• **PROBLEM REQUIREMENTS**
Could you copy out all the lines in the material below where the word "JSON" occurs?
┄┄┄┄┄┄┄┄┄┄┄┄┄┄┄┄┄┄┄┄
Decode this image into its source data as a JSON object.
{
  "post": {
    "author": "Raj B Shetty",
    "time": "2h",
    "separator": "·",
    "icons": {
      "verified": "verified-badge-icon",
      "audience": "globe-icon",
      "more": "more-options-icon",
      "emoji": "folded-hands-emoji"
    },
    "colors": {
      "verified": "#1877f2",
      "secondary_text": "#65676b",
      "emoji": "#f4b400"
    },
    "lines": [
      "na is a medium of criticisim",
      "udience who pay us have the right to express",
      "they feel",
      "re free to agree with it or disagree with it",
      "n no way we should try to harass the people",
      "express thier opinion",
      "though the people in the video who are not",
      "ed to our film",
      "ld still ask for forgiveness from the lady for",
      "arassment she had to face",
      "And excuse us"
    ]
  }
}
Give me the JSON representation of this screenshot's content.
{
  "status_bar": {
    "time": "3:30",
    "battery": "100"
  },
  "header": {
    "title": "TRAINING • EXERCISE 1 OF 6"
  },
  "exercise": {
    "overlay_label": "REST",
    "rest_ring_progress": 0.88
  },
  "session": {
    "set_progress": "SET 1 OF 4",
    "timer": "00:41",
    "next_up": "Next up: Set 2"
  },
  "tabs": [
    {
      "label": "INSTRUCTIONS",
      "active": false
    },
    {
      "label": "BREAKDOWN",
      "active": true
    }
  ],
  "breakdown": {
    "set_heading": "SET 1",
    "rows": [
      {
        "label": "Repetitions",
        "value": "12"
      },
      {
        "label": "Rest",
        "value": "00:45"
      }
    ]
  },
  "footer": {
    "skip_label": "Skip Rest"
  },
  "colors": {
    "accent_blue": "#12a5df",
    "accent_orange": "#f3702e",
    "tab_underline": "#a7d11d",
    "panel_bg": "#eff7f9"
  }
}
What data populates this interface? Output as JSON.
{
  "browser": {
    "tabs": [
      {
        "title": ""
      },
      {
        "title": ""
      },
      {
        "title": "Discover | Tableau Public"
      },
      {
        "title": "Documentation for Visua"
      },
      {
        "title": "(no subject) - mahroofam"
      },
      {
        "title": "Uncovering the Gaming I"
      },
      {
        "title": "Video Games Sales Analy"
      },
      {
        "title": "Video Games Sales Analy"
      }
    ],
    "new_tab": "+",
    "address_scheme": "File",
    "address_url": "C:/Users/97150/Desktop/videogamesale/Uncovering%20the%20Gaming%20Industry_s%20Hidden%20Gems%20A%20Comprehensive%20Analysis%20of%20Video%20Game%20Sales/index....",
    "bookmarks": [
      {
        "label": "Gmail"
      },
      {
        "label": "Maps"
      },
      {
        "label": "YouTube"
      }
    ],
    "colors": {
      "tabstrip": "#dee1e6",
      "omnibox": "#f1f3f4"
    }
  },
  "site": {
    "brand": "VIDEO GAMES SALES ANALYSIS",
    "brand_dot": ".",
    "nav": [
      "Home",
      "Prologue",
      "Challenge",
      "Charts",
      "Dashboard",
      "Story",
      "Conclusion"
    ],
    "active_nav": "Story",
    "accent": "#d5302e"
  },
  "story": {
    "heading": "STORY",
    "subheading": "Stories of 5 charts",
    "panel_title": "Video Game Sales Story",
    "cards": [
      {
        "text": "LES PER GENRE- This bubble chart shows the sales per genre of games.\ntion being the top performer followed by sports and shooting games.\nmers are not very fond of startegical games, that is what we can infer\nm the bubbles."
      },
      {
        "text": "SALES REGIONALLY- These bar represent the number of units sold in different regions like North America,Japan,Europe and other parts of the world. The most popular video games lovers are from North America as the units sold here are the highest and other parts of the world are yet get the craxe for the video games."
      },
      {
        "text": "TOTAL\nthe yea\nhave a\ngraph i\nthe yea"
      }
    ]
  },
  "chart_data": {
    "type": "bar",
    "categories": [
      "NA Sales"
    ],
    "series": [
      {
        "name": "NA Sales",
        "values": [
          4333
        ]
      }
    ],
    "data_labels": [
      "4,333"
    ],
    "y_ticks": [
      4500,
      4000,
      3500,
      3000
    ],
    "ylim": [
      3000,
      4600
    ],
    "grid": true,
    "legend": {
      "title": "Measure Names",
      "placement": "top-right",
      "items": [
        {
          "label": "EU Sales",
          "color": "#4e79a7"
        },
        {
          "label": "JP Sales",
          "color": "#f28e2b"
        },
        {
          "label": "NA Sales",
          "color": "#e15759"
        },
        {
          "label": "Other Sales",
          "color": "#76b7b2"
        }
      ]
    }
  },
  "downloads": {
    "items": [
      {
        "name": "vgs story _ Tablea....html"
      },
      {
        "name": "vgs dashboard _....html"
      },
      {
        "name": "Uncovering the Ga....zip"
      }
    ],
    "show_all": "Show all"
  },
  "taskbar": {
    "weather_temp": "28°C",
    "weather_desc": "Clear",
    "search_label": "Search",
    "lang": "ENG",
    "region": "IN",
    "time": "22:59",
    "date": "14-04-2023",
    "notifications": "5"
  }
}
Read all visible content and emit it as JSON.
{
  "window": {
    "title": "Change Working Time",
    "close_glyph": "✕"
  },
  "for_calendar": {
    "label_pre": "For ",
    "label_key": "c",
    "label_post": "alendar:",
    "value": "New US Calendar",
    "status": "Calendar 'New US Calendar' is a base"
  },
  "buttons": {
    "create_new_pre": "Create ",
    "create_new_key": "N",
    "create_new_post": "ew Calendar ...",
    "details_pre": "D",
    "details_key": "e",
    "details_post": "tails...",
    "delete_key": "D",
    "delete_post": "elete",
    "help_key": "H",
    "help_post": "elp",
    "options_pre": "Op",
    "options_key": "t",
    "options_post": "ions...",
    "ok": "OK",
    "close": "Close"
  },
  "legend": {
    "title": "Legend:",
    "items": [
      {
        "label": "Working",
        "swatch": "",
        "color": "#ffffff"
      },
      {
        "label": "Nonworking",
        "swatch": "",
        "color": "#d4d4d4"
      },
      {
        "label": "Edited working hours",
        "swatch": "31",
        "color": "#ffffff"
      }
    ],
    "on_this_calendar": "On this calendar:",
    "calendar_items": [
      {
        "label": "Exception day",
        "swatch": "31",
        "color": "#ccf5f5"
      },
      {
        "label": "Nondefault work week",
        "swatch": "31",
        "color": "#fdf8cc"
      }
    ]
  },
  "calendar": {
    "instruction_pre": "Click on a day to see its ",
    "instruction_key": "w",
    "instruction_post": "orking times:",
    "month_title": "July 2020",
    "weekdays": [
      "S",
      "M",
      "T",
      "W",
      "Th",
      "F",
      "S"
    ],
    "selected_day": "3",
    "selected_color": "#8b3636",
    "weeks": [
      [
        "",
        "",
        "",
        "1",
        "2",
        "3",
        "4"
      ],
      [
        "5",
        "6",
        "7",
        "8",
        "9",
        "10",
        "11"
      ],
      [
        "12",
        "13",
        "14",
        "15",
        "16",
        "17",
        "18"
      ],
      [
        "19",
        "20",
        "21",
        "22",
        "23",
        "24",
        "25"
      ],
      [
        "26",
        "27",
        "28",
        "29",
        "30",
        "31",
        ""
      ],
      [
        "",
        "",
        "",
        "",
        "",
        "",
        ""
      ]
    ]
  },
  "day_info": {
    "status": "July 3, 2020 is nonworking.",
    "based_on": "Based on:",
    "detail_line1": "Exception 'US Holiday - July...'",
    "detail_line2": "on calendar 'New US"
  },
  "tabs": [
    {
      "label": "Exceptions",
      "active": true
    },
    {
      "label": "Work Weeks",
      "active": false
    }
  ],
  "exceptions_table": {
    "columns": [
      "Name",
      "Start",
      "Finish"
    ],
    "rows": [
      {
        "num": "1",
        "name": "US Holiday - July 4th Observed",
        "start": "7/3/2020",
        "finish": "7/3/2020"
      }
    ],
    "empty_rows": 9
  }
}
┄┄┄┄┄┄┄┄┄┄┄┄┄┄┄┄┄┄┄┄
• **WORKED SOLUTION**
Decode this image into its source data as a JSON object.
Give me the JSON representation of this screenshot's content.
What data populates this interface? Output as JSON.
Read all visible content and emit it as JSON.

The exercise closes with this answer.